[Website and app data records]
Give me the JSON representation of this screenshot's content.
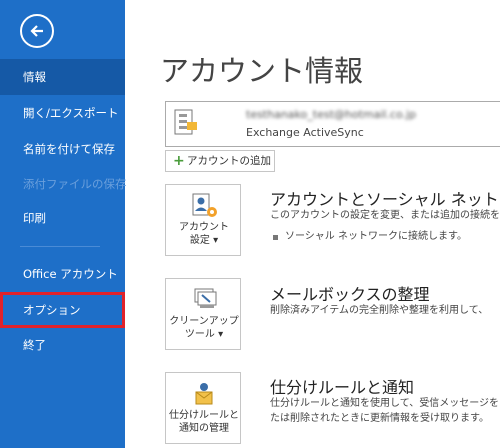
{
  "sidebar": {
    "items": [
      {
        "label": "情報"
      },
      {
        "label": "開く/エクスポート"
      },
      {
        "label": "名前を付けて保存"
      },
      {
        "label": "添付ファイルの保存"
      },
      {
        "label": "印刷"
      },
      {
        "label": "Office アカウント"
      },
      {
        "label": "オプション"
      },
      {
        "label": "終了"
      }
    ]
  },
  "page": {
    "title": "アカウント情報"
  },
  "account": {
    "email": "testhanako_test@hotmail.co.jp",
    "type": "Exchange ActiveSync"
  },
  "add_account_label": "アカウントの追加",
  "sections": [
    {
      "button_lines": [
        "アカウント",
        "設定 ▾"
      ],
      "title": "アカウントとソーシャル ネットワークの",
      "desc": "このアカウントの設定を変更、または追加の接続を設",
      "bullet": "ソーシャル ネットワークに接続します。"
    },
    {
      "button_lines": [
        "クリーンアップ",
        "ツール ▾"
      ],
      "title": "メールボックスの整理",
      "desc": "削除済みアイテムの完全削除や整理を利用して、"
    },
    {
      "button_lines": [
        "仕分けルールと",
        "通知の管理"
      ],
      "title": "仕分けルールと通知",
      "desc": "仕分けルールと通知を使用して、受信メッセージを",
      "desc2": "たは削除されたときに更新情報を受け取ります。"
    }
  ],
  "colors": {
    "sidebar": "#1e6fc8",
    "sidebar_active": "#1559a6",
    "highlight_box": "#e0222a"
  }
}
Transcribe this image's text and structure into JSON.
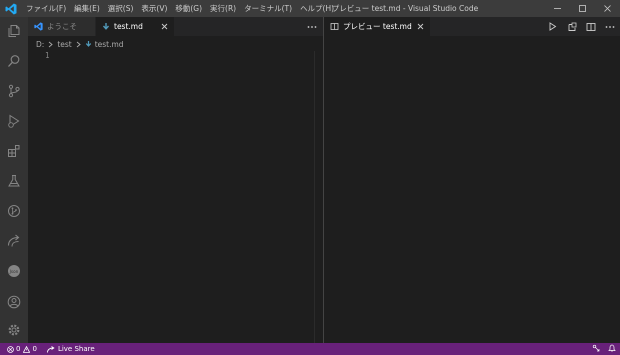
{
  "window": {
    "title": "プレビュー test.md - Visual Studio Code",
    "menu": [
      "ファイル(F)",
      "編集(E)",
      "選択(S)",
      "表示(V)",
      "移動(G)",
      "実行(R)",
      "ターミナル(T)",
      "ヘルプ(H)"
    ]
  },
  "activity_bar": {
    "items": [
      "explorer-icon",
      "search-icon",
      "source-control-icon",
      "run-debug-icon",
      "extensions-icon",
      "testing-icon",
      "git-graph-icon",
      "remote-icon",
      "json-icon",
      "account-icon",
      "settings-gear-icon"
    ]
  },
  "editor_left": {
    "tabs": [
      {
        "label": "ようこそ",
        "state": "inactive",
        "icon": "vscode-logo-icon"
      },
      {
        "label": "test.md",
        "state": "active",
        "icon": "markdown-icon"
      }
    ],
    "breadcrumb": [
      "D:",
      "test",
      "test.md"
    ],
    "line_numbers": [
      "1"
    ]
  },
  "editor_right": {
    "tabs": [
      {
        "label": "プレビュー test.md",
        "state": "active",
        "icon": "preview-icon"
      }
    ]
  },
  "status_bar": {
    "errors": "0",
    "warnings": "0",
    "live_share": "Live Share"
  },
  "colors": {
    "status_bar": "#68217a",
    "title_bar": "#3c3c3c",
    "activity_bar": "#333333",
    "editor_bg": "#1e1e1e",
    "tab_bar": "#252526",
    "accent_blue": "#3794ff"
  }
}
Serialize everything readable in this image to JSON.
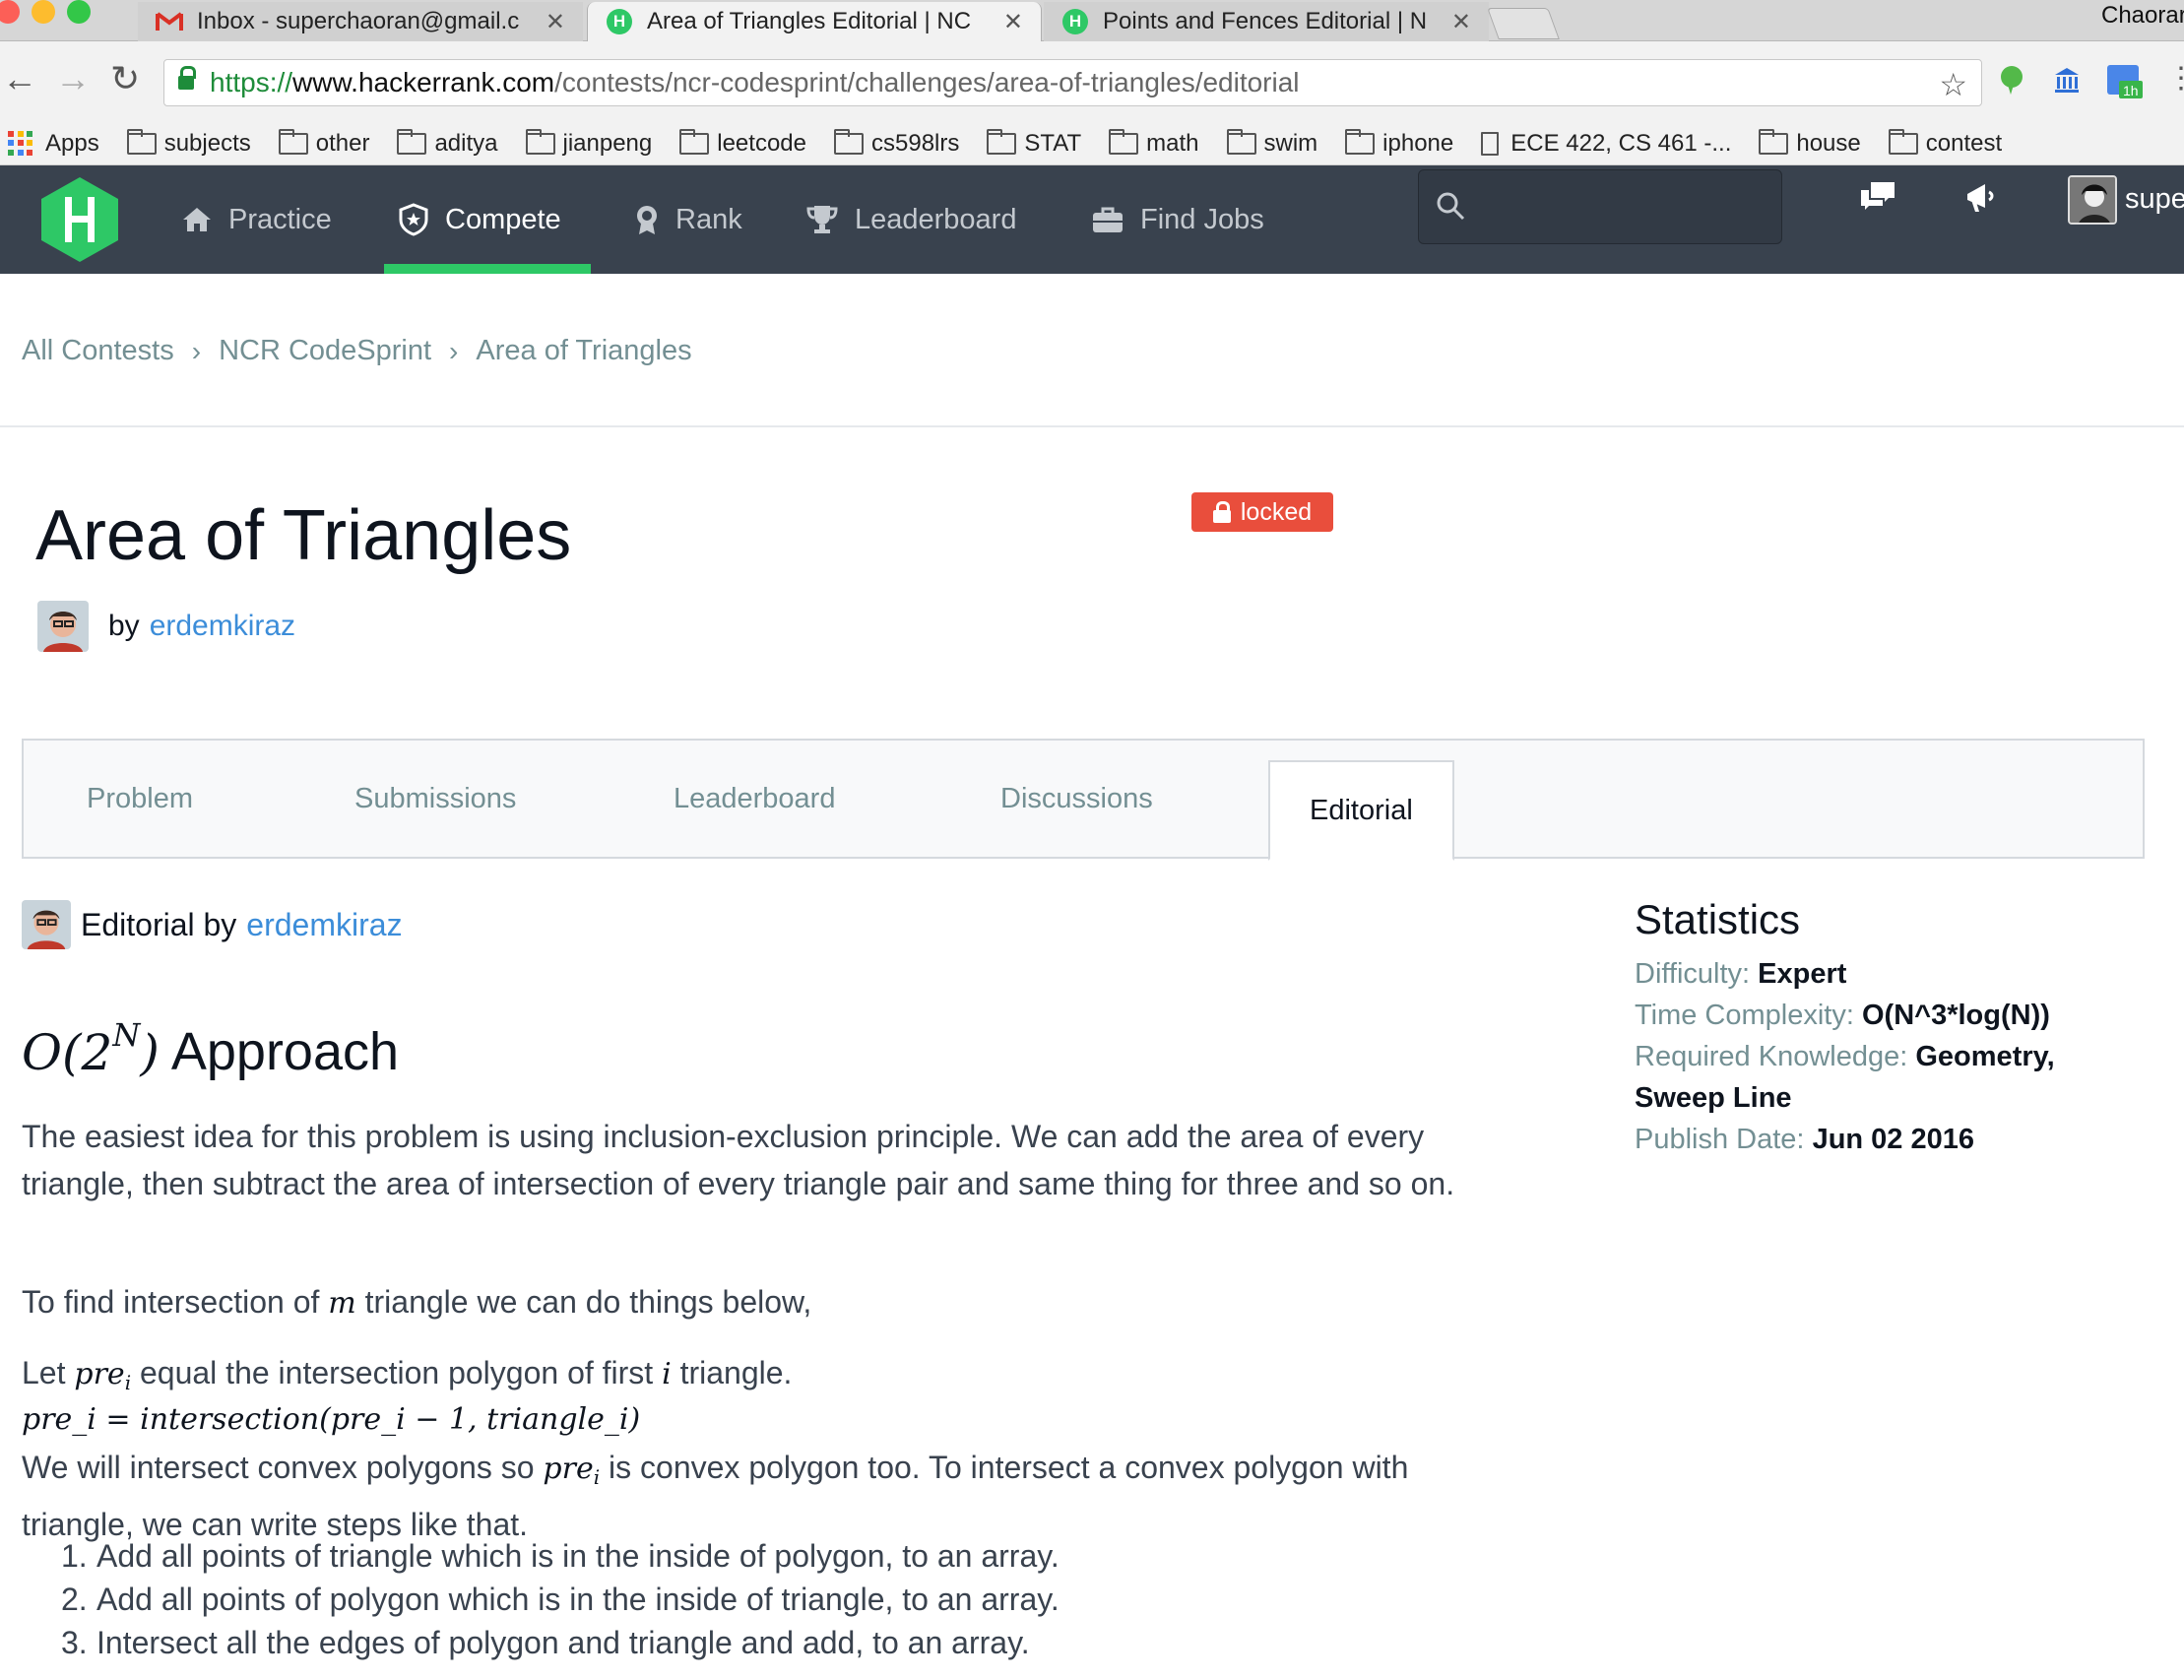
{
  "browser": {
    "tabs": [
      {
        "title": "Inbox - superchaoran@gmail.c",
        "favicon": "gmail-icon",
        "active": false
      },
      {
        "title": "Area of Triangles Editorial | NC",
        "favicon": "hackerrank-icon",
        "active": true
      },
      {
        "title": "Points and Fences Editorial | N",
        "favicon": "hackerrank-icon",
        "active": false
      }
    ],
    "profile_name": "Chaorar",
    "url": {
      "scheme": "https://",
      "host": "www.hackerrank.com",
      "path": "/contests/ncr-codesprint/challenges/area-of-triangles/editorial"
    },
    "extension_badge": "1h",
    "bookmarks": [
      {
        "label": "Apps",
        "icon": "apps-grid-icon"
      },
      {
        "label": "subjects",
        "icon": "folder-icon"
      },
      {
        "label": "other",
        "icon": "folder-icon"
      },
      {
        "label": "aditya",
        "icon": "folder-icon"
      },
      {
        "label": "jianpeng",
        "icon": "folder-icon"
      },
      {
        "label": "leetcode",
        "icon": "folder-icon"
      },
      {
        "label": "cs598lrs",
        "icon": "folder-icon"
      },
      {
        "label": "STAT",
        "icon": "folder-icon"
      },
      {
        "label": "math",
        "icon": "folder-icon"
      },
      {
        "label": "swim",
        "icon": "folder-icon"
      },
      {
        "label": "iphone",
        "icon": "folder-icon"
      },
      {
        "label": "ECE 422, CS 461 -...",
        "icon": "document-icon"
      },
      {
        "label": "house",
        "icon": "folder-icon"
      },
      {
        "label": "contest",
        "icon": "folder-icon"
      }
    ]
  },
  "nav": {
    "items": [
      {
        "label": "Practice",
        "icon": "home-icon"
      },
      {
        "label": "Compete",
        "icon": "shield-star-icon",
        "active": true
      },
      {
        "label": "Rank",
        "icon": "medal-icon"
      },
      {
        "label": "Leaderboard",
        "icon": "trophy-icon"
      },
      {
        "label": "Find Jobs",
        "icon": "briefcase-icon"
      }
    ],
    "search_placeholder": "",
    "user_label": "supe"
  },
  "breadcrumb": [
    "All Contests",
    "NCR CodeSprint",
    "Area of Triangles"
  ],
  "challenge": {
    "title": "Area of Triangles",
    "status_badge": "locked",
    "by_label": "by",
    "author": "erdemkiraz"
  },
  "content_tabs": [
    "Problem",
    "Submissions",
    "Leaderboard",
    "Discussions",
    "Editorial"
  ],
  "editorial": {
    "by_label": "Editorial by",
    "author": "erdemkiraz",
    "heading_math_base": "O(2",
    "heading_math_sup": "N",
    "heading_math_close": ")",
    "heading_text": "Approach",
    "p1": "The easiest idea for this problem is using inclusion-exclusion principle. We can add the area of every triangle, then subtract the area of intersection of every triangle pair and same thing for three and so on.",
    "p2_a": "To find intersection of",
    "p2_m": "m",
    "p2_b": "triangle we can do things below,",
    "p3_a": "Let",
    "p3_m": "pre",
    "p3_sub": "i",
    "p3_b": "equal the intersection polygon of first",
    "p3_m2": "i",
    "p3_c": "triangle.",
    "formula": "pre_i = intersection(pre_i − 1, triangle_i)",
    "p4_a": "We will intersect convex polygons so",
    "p4_b": "is convex polygon too. To intersect a convex polygon with triangle, we can write steps like that.",
    "steps": [
      "Add all points of triangle which is in the inside of polygon, to an array.",
      "Add all points of polygon which is in the inside of triangle, to an array.",
      "Intersect all the edges of polygon and triangle and add, to an array."
    ]
  },
  "statistics": {
    "title": "Statistics",
    "rows": [
      {
        "key": "Difficulty:",
        "value": "Expert"
      },
      {
        "key": "Time Complexity:",
        "value": "O(N^3*log(N))"
      },
      {
        "key": "Required Knowledge:",
        "value": "Geometry, Sweep Line"
      },
      {
        "key": "Publish Date:",
        "value": "Jun 02 2016"
      }
    ]
  },
  "colors": {
    "accent_green": "#2ec866",
    "nav_bg": "#39424e",
    "link_blue": "#3c8dd9",
    "locked_red": "#e94e3c"
  }
}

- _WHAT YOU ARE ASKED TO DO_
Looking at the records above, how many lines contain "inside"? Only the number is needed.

- _ANSWER BOX_
2